Alert April 25, 2012

The JOBS Act – Small Company Capital Formation

Title IV of the JOBS Act provides for expansion of the “small issue” securities offering registration exemption currently available under Regulation A promulgated under the Securities Act of 1933, as amended (the “Securities Act”).  However, the full scope of the new exemption will not be known until it is implemented by the Securities and Exchange Commission (the “SEC”) through its rulemaking process.  It is not clear at this time when the SEC will formally adopt rules necessary for its implementation.

Current “Small Issue” Exemption under Regulation A

Regulation A provides for an exemption under Section 3(b) of the Securities Act from the registration requirements under the Securities Act for a public offering by a non-reporting issuer of up to $5 million within the 12-month period prior to, and through completion of, such offering. 

An issuer is required to submit to the SEC an Offering Statement on Form 1-A, which contains information about the issuer and the offering, including, but not limited to, a description of its business, management and properties; risk factors; financial information; capitalization; and use of proceeds.  An issuer is not required to provide audited financial statements as part of the Form 1-A unless it prepares audited financial statements for other purposes.   An issuer that completes an offering pursuant to Regulation A will not be subject to the periodic reporting requirements under the Securities Exchange Act of 1934, as amended (the “Exchange Act”), until such time as required by Section 12 of the Exchange Act.

There are no restrictions on the types of investors that may purchase securities in a public offering conducted pursuant to Regulation A, and upon completion of such offering, the securities will be transferable by the investors without restriction. 

New “Small Issue” Exemption under the JOBS Act

Section 401 of the JOBS Act has created a new subsection (2) to Section 3(b) of the Securities Act to allow companies to issue up to $50 million in securities (up from $5 million currently available under Regulation A).  Although the details of certain provisions of the new exemption must be decided by future SEC rulemaking, Section 401 of the JOBS Act does specify several important requirements of the new exemption as follows:

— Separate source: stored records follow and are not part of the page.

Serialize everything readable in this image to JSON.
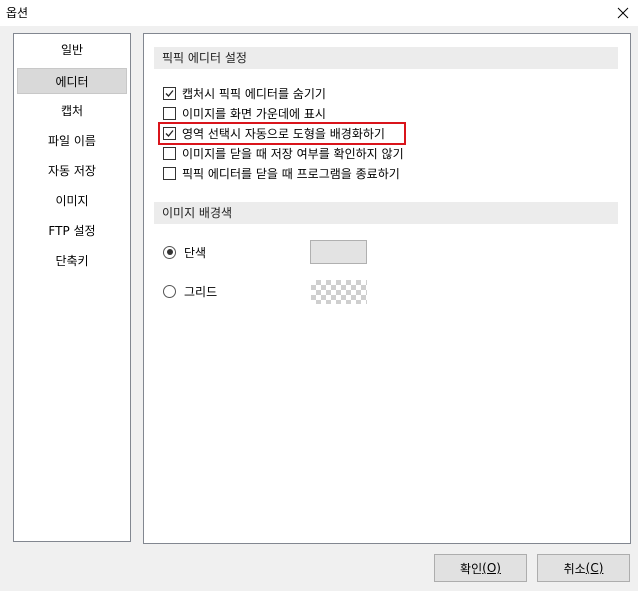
{
  "window": {
    "title": "옵션",
    "close_icon": "close-icon"
  },
  "nav": {
    "items": [
      {
        "label": "일반",
        "selected": false
      },
      {
        "label": "에디터",
        "selected": true
      },
      {
        "label": "캡처",
        "selected": false
      },
      {
        "label": "파일 이름",
        "selected": false
      },
      {
        "label": "자동 저장",
        "selected": false
      },
      {
        "label": "이미지",
        "selected": false
      },
      {
        "label": "FTP 설정",
        "selected": false
      },
      {
        "label": "단축키",
        "selected": false
      }
    ]
  },
  "editor_settings": {
    "header": "픽픽 에디터 설정",
    "options": [
      {
        "label": "캡처시 픽픽 에디터를 숨기기",
        "checked": true
      },
      {
        "label": "이미지를 화면 가운데에 표시",
        "checked": false
      },
      {
        "label": "영역 선택시 자동으로 도형을 배경화하기",
        "checked": true
      },
      {
        "label": "이미지를 닫을 때 저장 여부를 확인하지 않기",
        "checked": false
      },
      {
        "label": "픽픽 에디터를 닫을 때 프로그램을 종료하기",
        "checked": false
      }
    ]
  },
  "background": {
    "header": "이미지 배경색",
    "options": [
      {
        "label": "단색",
        "checked": true
      },
      {
        "label": "그리드",
        "checked": false
      }
    ],
    "solid_color": "#e3e3e3"
  },
  "buttons": {
    "ok_label": "확인",
    "ok_mnemonic": "(O)",
    "cancel_label": "취소",
    "cancel_mnemonic": "(C)"
  },
  "colors": {
    "highlight": "#d9141b"
  }
}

  • Offering Limitation.  The new exemption will allow companies to issue up to $50 million in securities (up from $5 million currently available under Regulation A) within the prior 12-month period.  Unlike the $5 million limitation under Regulation A, which has remained in place since 1992, the SEC is required every two years to consider raising the $50 million limitation.
  • Unrestricted Resales.  Similar to offerings under Regulation A, securities sold under the new exemption will be freely tradable upon issuance to investors in the offering.
  • “Testing the Waters.”  Similar to offerings under Regulation A, issuers that rely on the new exemption may confidentially solicit investor interest prior to filing offering statements with the SEC.  However, the SEC must conduct further rulemaking to determine the terms and conditions placed on such solicitation.
  • Audited Financial Statements.  Unlike issuers that conduct offerings under Regulation A, issuers relying on the new exemption must file audited financial statements with the SEC on an annual basis upon completion of the offering.  The SEC must conduct further rulemaking to determine whether audited financial statements should also be required as part of the offering statement. 
  • Liability.  The civil liability provisions of Section 12(a)(2) of the Securities Act shall apply to persons offering or selling such securities pursuant to the new exemption.
  • Offering Statement.  Companies relying on the new exemption may need to file an offering statement with the SEC.  However, the SEC must conduct further rulemaking to determine the requirements of any such offering statement.
  • Periodic SEC Reporting.  Unlike Regulation A, companies relying on the new exemption may be subject to periodic SEC reporting upon completion of the offering.  However, the SEC must conduct further rulemaking to determine specific filing requirements, if any.  Specifically, the SEC must consider requiring periodic disclosure about a company’s business operations, financial condition, corporate governance principles and use of investor funds. 

Practical Considerations

Section 401 of the JOBS Act is designed to provide access to capital for smaller companies and it may signify the return of the smaller IPO market.  The new exemption will allow companies to conduct public offerings in a shorter period of time and with lower associated costs than the more traditional public offerings filed with the SEC under Form S-1 registration statements.

Section 401 of the JOBS Act is viewed by many as a significant step towards reducing the regulatory burden and expense associated with accessing the capital markets.  However, while Section 401 of the JOBS Act will require heightened reporting obligations compared to the existing Regulation A, it may provide fewer investor protections than the more traditional public offerings filed with the SEC under Form S-1 registration statements.  Certain requirements of this new exemption will remain unclear until the SEC completes its rulemaking process. 

Summary of Changes

A summary chart comparing the existing requirements of Regulation A and the requirements of the new Section 3(b)(2) exemption is available here.  For a complete list of requirements, please refer to the full text of Regulation A and Section 401 of the JOBS Act.